After we got back in the restaurant van though he started being very aggresive in wanting to buy our stuff. He pointed at our watches and sunglasses and wanted to buy them for money and for his own sunglasses but we refused a couple of times. He also really wanted to play durag for money and we said niet niet niet. In the end it got a little too much and we pretended to go back to sleep. The waitress had to help us in the end and told him to let us go – which we then did. We never saw him again. But from then on out two police were sitting in the restaurant van all the time – maybe that’s why he stayed away.
We could definately feel a transition of people since we entered siberia – it was all a little more rugged.
When the van closed we bought 4 beers “to go” although you cant legally drink them anywhere and went to one of those hallways between the train carriages and started drinking. The conductor came out and saw us drink but as we had caught her smoke (which is also not ok) she didnt really mind. We had a common understanding that things were okay 🙂 Two russians came out and we talked to them – one of them was a policeman and he was very proud that he had not smoked for 9 years.

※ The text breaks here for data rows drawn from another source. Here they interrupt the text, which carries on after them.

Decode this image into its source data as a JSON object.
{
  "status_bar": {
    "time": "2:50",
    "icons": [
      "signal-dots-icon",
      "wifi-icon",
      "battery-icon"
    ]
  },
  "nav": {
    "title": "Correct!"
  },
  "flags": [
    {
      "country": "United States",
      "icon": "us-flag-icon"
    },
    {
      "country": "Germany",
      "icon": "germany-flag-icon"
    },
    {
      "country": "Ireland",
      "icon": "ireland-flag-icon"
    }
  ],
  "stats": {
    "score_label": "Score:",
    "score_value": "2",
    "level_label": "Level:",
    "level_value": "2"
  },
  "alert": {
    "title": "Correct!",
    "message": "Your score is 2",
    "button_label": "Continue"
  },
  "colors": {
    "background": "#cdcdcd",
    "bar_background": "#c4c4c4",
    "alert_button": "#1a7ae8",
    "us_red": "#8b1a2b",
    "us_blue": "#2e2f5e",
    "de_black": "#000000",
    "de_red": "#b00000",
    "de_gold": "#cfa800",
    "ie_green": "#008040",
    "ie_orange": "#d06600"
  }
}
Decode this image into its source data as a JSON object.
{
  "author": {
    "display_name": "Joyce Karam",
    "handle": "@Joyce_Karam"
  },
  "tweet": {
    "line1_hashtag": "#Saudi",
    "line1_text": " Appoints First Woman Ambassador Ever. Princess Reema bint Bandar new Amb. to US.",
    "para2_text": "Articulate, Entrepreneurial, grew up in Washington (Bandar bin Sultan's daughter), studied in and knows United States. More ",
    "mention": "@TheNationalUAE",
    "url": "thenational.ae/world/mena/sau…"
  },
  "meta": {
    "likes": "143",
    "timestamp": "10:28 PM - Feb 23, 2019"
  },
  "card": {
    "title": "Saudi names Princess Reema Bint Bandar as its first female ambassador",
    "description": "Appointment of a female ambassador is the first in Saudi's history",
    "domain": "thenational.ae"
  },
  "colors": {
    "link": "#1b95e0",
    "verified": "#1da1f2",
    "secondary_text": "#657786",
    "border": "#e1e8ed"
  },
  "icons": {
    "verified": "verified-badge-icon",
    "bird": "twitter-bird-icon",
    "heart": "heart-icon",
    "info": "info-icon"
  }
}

After that we went to bed and slept like babies. Especially me. I had gotten used to the train life that I just keep on sleeping. I had fallen into a trance where all you do is sleep – maybe 12 hours everyday. It was great and very relaxing except for the fact that I was always tired! Everytime there was a little break in stuff to do I took a little break in the top bunk (remember how i mentioned how that gives you flexibility).
Well, when I woke up the third day it was also our last and the two russian boys, ilya and pasha joined us for uno which they seemed to enjoy very much. I learned the colours of Uno: red, blue, green, red in russian and they learned them in english. We also played with Katja, while Olga (the mother) was watching.
Here they are:
Safely arriving to Irkutsk we said goodbye to a surprinsingly large number of russians that seemed to know us: The roommates, the nextdoor neighbours, a random guy that knew us, the two russian kids, their father, their mother, the germans, the conductor, the uzbekistans next door, the policeman from the hallway, his brother, two fishermen from the restaurant van and a few others. We felt kinda included and I was actually a little sad to be leaving “already” 🙂
We found our way to our hostel in about 10 mins – we do russian trams like pros now – and got in:
Inside, our next door host Olga (as the hostel was booked we stayed at a homestay next door) came to pick us up and after some quick food we went to bed.
Today (the morning the next day) we will go see Irkutsk and maybe take a day trip to listvyanka. Tomorrow we’ll meet up for a full day tour to lake baikal with one of the germans we met in moscow (hopefully if all works out) but I’m getting ahead of myself – we’ll get to that!